Filter the entries below down to the lines that hold "data".
----------
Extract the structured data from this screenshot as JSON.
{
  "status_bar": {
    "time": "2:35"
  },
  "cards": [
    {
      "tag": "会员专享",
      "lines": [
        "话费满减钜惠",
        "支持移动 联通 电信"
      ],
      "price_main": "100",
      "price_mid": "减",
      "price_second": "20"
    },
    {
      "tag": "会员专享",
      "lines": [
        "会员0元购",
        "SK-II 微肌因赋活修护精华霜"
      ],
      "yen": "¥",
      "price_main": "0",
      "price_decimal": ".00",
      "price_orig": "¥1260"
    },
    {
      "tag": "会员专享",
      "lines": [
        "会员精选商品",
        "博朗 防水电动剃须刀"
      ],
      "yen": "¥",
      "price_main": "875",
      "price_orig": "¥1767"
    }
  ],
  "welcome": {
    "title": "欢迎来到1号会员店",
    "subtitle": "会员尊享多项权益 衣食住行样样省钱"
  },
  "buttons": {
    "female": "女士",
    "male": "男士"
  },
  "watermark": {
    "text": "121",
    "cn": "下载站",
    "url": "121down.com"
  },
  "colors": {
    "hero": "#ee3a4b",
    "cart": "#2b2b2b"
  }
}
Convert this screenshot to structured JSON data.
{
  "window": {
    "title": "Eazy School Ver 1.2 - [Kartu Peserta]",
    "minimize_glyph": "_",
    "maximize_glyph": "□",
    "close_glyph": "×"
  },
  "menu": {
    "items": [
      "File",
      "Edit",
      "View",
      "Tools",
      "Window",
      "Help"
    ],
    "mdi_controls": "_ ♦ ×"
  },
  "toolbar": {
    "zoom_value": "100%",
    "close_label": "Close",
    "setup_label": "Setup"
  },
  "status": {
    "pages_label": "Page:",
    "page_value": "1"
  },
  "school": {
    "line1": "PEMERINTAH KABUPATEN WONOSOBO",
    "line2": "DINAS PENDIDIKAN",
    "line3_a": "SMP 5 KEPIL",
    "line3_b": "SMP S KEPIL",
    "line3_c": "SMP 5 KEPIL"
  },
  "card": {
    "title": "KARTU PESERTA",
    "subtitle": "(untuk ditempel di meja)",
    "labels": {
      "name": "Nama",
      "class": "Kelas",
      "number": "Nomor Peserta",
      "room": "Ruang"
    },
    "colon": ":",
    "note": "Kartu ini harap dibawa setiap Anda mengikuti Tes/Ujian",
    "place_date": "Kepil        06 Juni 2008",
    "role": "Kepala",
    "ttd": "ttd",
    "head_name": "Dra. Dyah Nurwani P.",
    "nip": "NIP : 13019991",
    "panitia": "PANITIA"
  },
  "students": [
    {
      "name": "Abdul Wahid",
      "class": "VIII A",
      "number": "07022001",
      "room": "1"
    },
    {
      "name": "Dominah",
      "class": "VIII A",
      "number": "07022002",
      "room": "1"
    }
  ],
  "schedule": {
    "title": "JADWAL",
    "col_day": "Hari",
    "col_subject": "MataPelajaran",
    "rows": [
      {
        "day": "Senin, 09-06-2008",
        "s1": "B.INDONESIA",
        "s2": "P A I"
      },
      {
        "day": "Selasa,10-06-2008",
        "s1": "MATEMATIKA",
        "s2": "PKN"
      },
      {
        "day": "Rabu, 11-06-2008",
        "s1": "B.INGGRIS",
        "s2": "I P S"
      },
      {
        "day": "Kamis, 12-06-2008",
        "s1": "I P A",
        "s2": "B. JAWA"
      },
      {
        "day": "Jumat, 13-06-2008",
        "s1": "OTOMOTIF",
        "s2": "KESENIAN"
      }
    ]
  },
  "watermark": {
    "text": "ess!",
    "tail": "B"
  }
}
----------
→ Solution for this task:
Extract the structured data from this screenshot as JSON.
Convert this screenshot to structured JSON data.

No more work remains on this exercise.